Once every line containing "portrait" has been counted, report the total for the data and nothing else.

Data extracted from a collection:
****************

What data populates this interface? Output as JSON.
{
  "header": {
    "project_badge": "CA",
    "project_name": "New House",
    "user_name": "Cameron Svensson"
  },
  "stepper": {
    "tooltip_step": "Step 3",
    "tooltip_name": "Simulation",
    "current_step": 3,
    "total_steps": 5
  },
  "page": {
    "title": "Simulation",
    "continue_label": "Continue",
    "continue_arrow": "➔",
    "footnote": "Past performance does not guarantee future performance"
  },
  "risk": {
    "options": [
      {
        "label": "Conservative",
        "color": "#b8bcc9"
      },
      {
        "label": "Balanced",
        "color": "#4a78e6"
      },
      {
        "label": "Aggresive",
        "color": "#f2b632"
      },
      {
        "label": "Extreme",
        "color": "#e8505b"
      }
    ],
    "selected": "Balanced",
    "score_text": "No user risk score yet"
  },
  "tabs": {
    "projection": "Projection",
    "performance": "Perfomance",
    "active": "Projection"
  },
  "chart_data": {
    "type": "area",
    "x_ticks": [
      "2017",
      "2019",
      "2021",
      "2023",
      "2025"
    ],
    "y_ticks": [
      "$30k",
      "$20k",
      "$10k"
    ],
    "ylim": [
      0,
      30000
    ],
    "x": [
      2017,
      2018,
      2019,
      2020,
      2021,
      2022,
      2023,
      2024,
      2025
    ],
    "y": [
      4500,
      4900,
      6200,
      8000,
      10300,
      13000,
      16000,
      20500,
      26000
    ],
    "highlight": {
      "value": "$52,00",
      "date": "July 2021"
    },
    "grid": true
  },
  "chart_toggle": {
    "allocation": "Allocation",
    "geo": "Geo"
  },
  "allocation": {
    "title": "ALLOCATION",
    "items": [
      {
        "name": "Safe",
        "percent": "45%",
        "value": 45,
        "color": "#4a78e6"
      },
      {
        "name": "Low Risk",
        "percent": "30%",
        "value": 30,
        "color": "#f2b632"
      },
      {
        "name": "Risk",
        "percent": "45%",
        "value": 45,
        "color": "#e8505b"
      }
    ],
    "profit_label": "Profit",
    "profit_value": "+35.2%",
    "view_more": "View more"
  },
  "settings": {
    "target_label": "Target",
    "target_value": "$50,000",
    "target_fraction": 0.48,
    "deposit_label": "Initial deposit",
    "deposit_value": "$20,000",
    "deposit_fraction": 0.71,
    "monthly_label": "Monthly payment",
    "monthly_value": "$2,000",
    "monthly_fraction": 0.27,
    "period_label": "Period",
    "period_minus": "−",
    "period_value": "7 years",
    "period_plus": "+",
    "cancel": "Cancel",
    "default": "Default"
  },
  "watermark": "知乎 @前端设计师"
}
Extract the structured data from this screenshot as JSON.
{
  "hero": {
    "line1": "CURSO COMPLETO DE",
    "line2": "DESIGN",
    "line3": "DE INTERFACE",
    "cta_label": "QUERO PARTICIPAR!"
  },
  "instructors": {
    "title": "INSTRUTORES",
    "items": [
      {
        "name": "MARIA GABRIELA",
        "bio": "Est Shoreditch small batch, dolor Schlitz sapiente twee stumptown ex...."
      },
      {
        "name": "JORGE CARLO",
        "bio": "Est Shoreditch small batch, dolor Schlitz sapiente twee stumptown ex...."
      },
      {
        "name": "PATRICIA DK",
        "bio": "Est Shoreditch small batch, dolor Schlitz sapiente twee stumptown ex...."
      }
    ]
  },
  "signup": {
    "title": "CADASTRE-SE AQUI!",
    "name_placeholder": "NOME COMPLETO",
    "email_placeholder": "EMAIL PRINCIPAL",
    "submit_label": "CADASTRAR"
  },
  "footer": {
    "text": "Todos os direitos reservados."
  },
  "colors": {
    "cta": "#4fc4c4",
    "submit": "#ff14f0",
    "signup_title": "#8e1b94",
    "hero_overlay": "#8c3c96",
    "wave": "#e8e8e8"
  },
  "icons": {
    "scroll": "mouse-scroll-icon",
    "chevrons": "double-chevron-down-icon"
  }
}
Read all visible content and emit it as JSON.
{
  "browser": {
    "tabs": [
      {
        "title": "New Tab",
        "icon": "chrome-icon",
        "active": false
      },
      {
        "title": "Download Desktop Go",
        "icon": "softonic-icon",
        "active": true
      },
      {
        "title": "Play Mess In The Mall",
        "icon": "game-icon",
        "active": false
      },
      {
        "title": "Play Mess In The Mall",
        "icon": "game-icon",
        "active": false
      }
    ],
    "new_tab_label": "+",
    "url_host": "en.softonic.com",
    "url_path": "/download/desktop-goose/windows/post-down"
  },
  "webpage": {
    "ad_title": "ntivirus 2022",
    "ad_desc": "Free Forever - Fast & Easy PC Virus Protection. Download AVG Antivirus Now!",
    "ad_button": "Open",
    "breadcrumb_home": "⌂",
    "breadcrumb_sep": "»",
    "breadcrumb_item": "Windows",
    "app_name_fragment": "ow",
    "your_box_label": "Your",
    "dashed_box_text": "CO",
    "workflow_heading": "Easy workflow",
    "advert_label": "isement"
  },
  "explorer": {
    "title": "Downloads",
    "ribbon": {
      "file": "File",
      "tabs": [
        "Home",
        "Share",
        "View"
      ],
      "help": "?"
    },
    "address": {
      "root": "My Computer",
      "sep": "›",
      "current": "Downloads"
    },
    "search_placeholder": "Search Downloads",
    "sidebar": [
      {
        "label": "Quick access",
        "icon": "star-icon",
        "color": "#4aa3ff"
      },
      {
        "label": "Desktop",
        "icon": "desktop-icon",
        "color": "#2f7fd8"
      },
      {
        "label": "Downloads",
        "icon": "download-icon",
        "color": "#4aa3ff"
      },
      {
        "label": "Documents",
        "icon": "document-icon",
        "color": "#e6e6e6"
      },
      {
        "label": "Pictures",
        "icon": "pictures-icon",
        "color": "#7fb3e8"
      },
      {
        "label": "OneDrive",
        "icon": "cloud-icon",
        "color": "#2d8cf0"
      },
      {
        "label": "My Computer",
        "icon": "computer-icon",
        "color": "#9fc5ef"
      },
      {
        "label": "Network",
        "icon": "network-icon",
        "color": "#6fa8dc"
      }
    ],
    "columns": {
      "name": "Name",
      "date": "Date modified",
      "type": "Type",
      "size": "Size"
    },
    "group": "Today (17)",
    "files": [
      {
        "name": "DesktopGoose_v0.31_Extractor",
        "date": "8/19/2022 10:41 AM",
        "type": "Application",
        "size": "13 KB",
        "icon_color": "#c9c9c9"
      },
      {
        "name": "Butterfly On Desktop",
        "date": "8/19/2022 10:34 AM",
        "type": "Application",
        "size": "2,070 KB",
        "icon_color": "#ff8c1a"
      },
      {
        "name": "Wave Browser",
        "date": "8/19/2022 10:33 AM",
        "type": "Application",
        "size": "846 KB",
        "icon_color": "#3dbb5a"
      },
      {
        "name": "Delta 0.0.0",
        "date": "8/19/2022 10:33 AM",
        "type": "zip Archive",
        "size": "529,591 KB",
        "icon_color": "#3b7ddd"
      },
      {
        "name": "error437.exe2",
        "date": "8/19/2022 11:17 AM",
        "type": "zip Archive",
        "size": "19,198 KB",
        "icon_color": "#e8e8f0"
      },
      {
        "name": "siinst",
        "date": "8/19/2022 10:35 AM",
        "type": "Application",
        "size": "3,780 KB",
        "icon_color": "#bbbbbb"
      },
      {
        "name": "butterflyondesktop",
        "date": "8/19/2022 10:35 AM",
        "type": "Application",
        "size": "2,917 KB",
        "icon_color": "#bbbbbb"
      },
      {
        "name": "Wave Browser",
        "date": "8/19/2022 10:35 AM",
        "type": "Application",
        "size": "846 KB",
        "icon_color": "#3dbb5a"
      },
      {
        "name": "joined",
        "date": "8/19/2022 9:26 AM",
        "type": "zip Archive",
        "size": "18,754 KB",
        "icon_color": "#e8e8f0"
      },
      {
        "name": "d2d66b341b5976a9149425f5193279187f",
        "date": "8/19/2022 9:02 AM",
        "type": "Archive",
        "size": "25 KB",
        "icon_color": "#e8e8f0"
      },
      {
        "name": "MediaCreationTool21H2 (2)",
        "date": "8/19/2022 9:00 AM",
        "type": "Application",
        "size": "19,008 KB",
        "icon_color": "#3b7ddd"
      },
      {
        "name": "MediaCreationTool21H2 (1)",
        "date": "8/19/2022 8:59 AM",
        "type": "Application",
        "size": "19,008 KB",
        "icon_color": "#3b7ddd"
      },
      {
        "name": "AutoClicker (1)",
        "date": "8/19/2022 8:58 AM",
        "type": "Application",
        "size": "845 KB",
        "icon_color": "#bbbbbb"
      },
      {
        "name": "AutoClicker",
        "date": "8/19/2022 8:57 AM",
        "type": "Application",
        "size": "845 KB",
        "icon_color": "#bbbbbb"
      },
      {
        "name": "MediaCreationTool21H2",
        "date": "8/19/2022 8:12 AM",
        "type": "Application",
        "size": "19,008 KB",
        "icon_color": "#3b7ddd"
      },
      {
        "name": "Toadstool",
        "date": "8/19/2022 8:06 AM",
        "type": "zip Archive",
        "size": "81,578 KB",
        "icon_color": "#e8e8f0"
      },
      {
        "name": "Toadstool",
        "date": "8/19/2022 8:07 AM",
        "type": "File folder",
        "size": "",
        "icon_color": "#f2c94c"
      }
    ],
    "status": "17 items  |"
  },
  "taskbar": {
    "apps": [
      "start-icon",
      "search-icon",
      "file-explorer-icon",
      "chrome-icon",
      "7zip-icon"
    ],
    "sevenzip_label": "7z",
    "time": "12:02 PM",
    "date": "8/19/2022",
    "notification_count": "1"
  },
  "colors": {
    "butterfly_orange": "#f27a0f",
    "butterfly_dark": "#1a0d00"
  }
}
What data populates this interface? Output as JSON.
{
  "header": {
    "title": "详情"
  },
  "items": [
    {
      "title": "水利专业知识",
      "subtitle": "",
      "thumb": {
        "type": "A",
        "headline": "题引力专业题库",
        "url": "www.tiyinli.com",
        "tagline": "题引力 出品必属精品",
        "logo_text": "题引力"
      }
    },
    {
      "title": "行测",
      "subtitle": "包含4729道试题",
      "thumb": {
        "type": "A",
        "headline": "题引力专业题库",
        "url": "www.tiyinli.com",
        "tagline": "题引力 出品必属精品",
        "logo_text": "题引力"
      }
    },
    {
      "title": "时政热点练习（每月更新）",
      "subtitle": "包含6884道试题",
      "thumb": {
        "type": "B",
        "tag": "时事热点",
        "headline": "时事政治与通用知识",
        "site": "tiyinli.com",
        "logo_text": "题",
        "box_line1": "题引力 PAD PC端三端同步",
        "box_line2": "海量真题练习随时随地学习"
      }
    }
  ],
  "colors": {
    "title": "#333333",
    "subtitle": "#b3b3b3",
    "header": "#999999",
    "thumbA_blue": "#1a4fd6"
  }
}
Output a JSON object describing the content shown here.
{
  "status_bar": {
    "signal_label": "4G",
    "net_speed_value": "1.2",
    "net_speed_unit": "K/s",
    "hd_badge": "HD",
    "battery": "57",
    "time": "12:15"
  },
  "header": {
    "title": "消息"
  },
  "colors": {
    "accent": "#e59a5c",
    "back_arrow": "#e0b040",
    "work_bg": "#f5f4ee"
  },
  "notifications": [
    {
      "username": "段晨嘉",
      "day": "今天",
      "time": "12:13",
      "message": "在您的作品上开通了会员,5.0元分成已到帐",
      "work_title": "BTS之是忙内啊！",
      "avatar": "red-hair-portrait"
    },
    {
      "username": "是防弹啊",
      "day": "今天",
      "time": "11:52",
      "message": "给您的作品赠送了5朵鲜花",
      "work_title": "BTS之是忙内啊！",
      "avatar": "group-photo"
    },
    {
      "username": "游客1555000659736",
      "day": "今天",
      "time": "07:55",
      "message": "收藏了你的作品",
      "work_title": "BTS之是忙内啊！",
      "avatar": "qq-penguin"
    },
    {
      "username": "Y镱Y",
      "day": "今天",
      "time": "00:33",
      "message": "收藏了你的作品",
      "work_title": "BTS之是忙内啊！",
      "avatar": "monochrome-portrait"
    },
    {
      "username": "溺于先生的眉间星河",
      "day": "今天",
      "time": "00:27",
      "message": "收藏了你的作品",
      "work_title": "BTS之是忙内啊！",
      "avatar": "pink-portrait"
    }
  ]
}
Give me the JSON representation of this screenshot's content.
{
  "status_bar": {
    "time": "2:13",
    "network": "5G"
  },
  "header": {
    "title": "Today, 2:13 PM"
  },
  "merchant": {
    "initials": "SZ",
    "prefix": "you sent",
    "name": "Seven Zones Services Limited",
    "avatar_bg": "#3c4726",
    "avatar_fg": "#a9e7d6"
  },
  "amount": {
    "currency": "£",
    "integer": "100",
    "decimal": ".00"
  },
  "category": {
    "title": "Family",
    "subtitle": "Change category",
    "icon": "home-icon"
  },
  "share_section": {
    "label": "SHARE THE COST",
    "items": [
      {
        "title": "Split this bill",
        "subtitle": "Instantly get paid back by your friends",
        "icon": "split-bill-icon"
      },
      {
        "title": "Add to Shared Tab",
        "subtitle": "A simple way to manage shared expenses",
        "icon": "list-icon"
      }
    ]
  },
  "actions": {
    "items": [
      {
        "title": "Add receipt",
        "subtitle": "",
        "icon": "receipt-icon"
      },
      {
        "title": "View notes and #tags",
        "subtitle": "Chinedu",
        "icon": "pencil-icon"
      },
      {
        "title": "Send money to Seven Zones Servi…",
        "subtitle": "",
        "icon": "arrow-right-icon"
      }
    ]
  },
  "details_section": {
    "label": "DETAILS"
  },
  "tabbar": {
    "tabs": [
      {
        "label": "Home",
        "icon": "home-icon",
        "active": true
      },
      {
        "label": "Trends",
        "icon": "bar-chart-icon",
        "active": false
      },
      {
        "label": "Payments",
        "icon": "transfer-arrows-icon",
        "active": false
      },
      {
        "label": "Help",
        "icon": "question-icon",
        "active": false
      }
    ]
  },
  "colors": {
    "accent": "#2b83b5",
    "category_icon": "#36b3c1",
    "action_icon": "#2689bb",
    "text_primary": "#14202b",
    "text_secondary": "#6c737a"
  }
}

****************

## [Exercise solution]
3